====== Data for processing ======

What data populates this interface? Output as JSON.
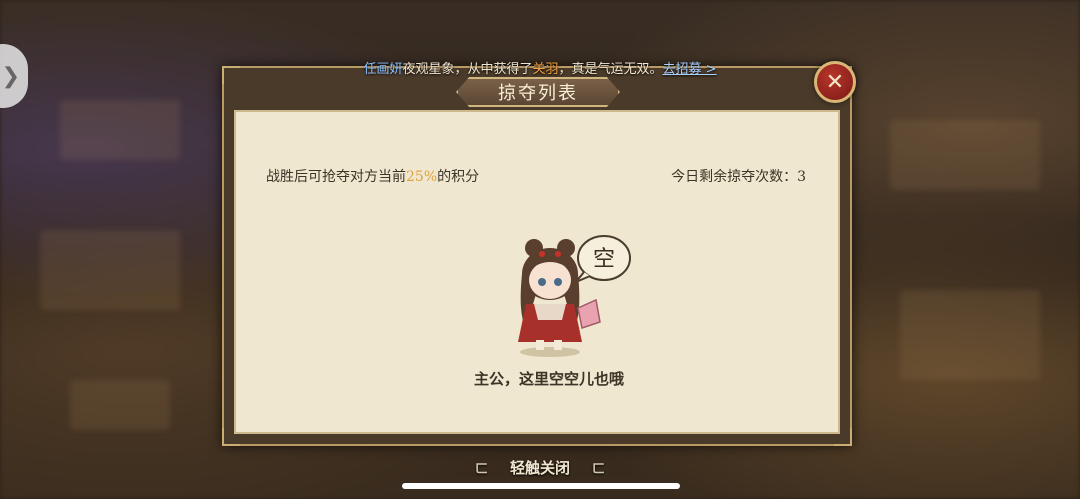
{
  "ticker": {
    "player_name": "任画妍",
    "text_1": "夜观星象，从中获得了",
    "hero_name": "关羽",
    "text_2": "，真是气运无双。",
    "link_label": "去招募 >"
  },
  "panel": {
    "title": "掠夺列表",
    "hint_prefix": "战胜后可抢夺对方当前",
    "hint_percent": "25%",
    "hint_suffix": "的积分",
    "remaining_label": "今日剩余掠夺次数：",
    "remaining_count": "3",
    "speech_bubble": "空",
    "empty_message": "主公，这里空空儿也哦"
  },
  "footer": {
    "tap_close_label": "轻触关闭",
    "left_ornament": "ㄈ",
    "right_ornament": "ㄈ"
  },
  "icons": {
    "close": "close-icon",
    "side_arrow": "chevron-right-icon"
  },
  "colors": {
    "highlight": "#e0a23a",
    "hero_name": "#f0a040",
    "player_name": "#8fc2ff",
    "close_button": "#b8352c"
  }
}
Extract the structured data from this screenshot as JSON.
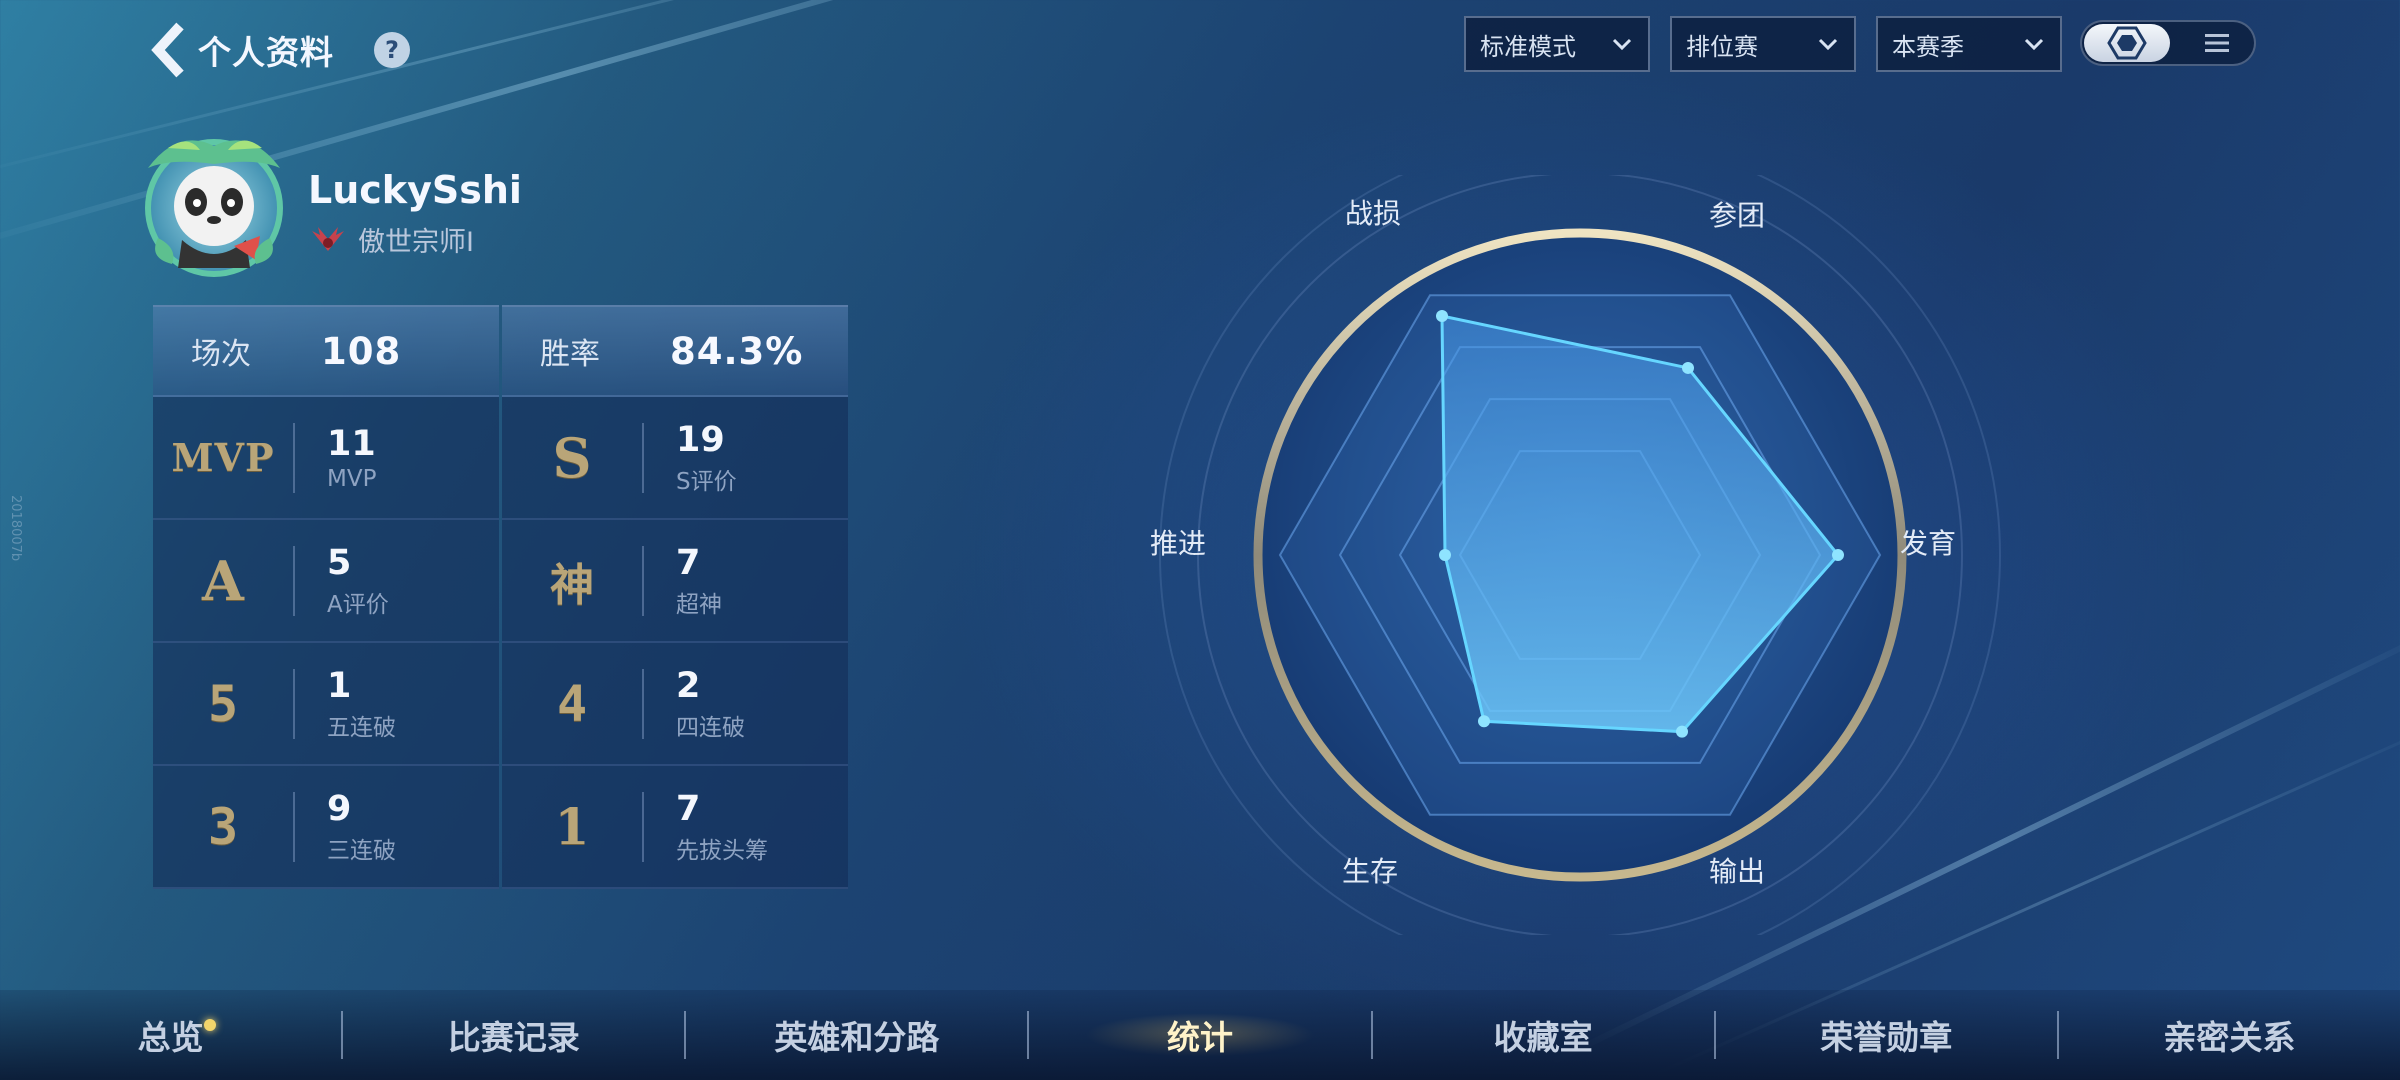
{
  "header": {
    "title": "个人资料",
    "help_icon": "?"
  },
  "filters": [
    {
      "value": "标准模式"
    },
    {
      "value": "排位赛"
    },
    {
      "value": "本赛季"
    }
  ],
  "profile": {
    "username": "LuckySshi",
    "rank": "傲世宗师I"
  },
  "stats": {
    "matches_label": "场次",
    "matches_value": "108",
    "winrate_label": "胜率",
    "winrate_value": "84.3%",
    "items": [
      {
        "badge": "MVP",
        "value": "11",
        "desc": "MVP"
      },
      {
        "badge": "S",
        "value": "19",
        "desc": "S评价"
      },
      {
        "badge": "A",
        "value": "5",
        "desc": "A评价"
      },
      {
        "badge": "神",
        "value": "7",
        "desc": "超神"
      },
      {
        "badge": "5",
        "value": "1",
        "desc": "五连破"
      },
      {
        "badge": "4",
        "value": "2",
        "desc": "四连破"
      },
      {
        "badge": "3",
        "value": "9",
        "desc": "三连破"
      },
      {
        "badge": "1",
        "value": "7",
        "desc": "先拔头筹"
      }
    ]
  },
  "radar": {
    "axes": [
      "战损",
      "参团",
      "发育",
      "输出",
      "生存",
      "推进"
    ],
    "values": [
      0.92,
      0.72,
      0.86,
      0.68,
      0.64,
      0.45
    ]
  },
  "nav": {
    "tabs": [
      "总览",
      "比赛记录",
      "英雄和分路",
      "统计",
      "收藏室",
      "荣誉勋章",
      "亲密关系"
    ],
    "active_index": 3
  },
  "watermark": "2018007b",
  "colors": {
    "accent": "#4fd0ff",
    "gold": "#c9b47f"
  }
}
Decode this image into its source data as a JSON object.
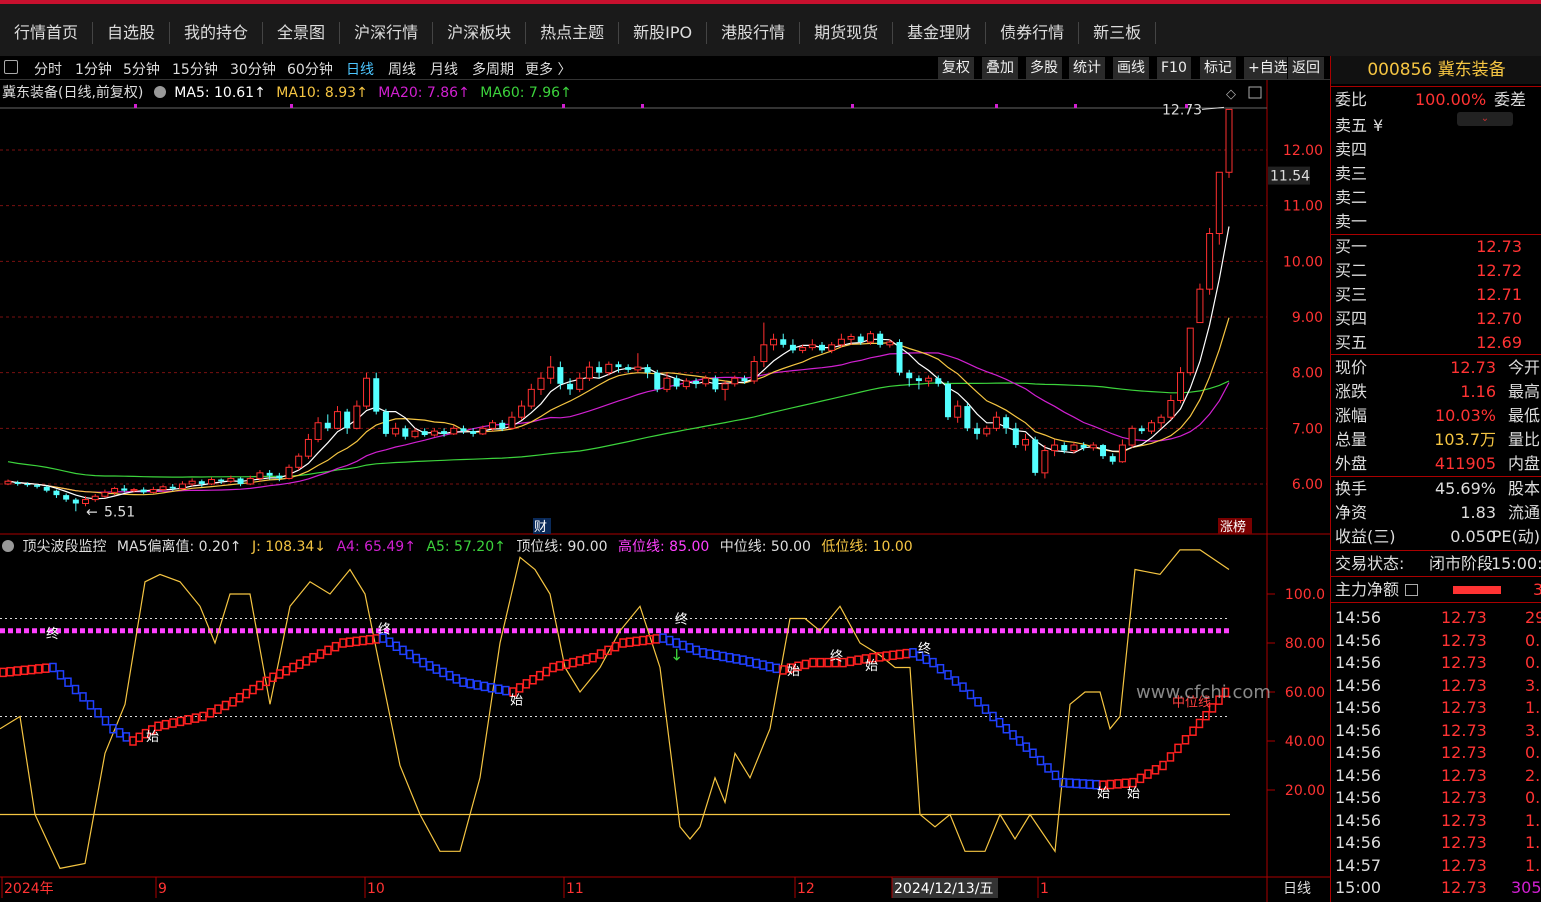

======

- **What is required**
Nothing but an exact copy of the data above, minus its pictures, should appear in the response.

- **Worked solution**
What data populates this interface? Output as JSON.
{
  "ticker": {
    "player_name": "任画妍",
    "text_1": "夜观星象，从中获得了",
    "hero_name": "关羽",
    "text_2": "，真是气运无双。",
    "link_label": "去招募 >"
  },
  "panel": {
    "title": "掠夺列表",
    "hint_prefix": "战胜后可抢夺对方当前",
    "hint_percent": "25%",
    "hint_suffix": "的积分",
    "remaining_label": "今日剩余掠夺次数：",
    "remaining_count": "3",
    "speech_bubble": "空",
    "empty_message": "主公，这里空空儿也哦"
  },
  "footer": {
    "tap_close_label": "轻触关闭",
    "left_ornament": "ㄈ",
    "right_ornament": "ㄈ"
  },
  "icons": {
    "close": "close-icon",
    "side_arrow": "chevron-right-icon"
  },
  "colors": {
    "highlight": "#e0a23a",
    "hero_name": "#f0a040",
    "player_name": "#8fc2ff",
    "close_button": "#b8352c"
  }
}
Extract the structured data from this screenshot as JSON.
{
  "header": {
    "title": "个人资料",
    "help_icon": "?"
  },
  "filters": [
    {
      "value": "标准模式"
    },
    {
      "value": "排位赛"
    },
    {
      "value": "本赛季"
    }
  ],
  "profile": {
    "username": "LuckySshi",
    "rank": "傲世宗师I"
  },
  "stats": {
    "matches_label": "场次",
    "matches_value": "108",
    "winrate_label": "胜率",
    "winrate_value": "84.3%",
    "items": [
      {
        "badge": "MVP",
        "value": "11",
        "desc": "MVP"
      },
      {
        "badge": "S",
        "value": "19",
        "desc": "S评价"
      },
      {
        "badge": "A",
        "value": "5",
        "desc": "A评价"
      },
      {
        "badge": "神",
        "value": "7",
        "desc": "超神"
      },
      {
        "badge": "5",
        "value": "1",
        "desc": "五连破"
      },
      {
        "badge": "4",
        "value": "2",
        "desc": "四连破"
      },
      {
        "badge": "3",
        "value": "9",
        "desc": "三连破"
      },
      {
        "badge": "1",
        "value": "7",
        "desc": "先拔头筹"
      }
    ]
  },
  "radar": {
    "axes": [
      "战损",
      "参团",
      "发育",
      "输出",
      "生存",
      "推进"
    ],
    "values": [
      0.92,
      0.72,
      0.86,
      0.68,
      0.64,
      0.45
    ]
  },
  "nav": {
    "tabs": [
      "总览",
      "比赛记录",
      "英雄和分路",
      "统计",
      "收藏室",
      "荣誉勋章",
      "亲密关系"
    ],
    "active_index": 3
  },
  "watermark": "2018007b",
  "colors": {
    "accent": "#4fd0ff",
    "gold": "#c9b47f"
  }
}
Decode this image into its source data as a JSON object.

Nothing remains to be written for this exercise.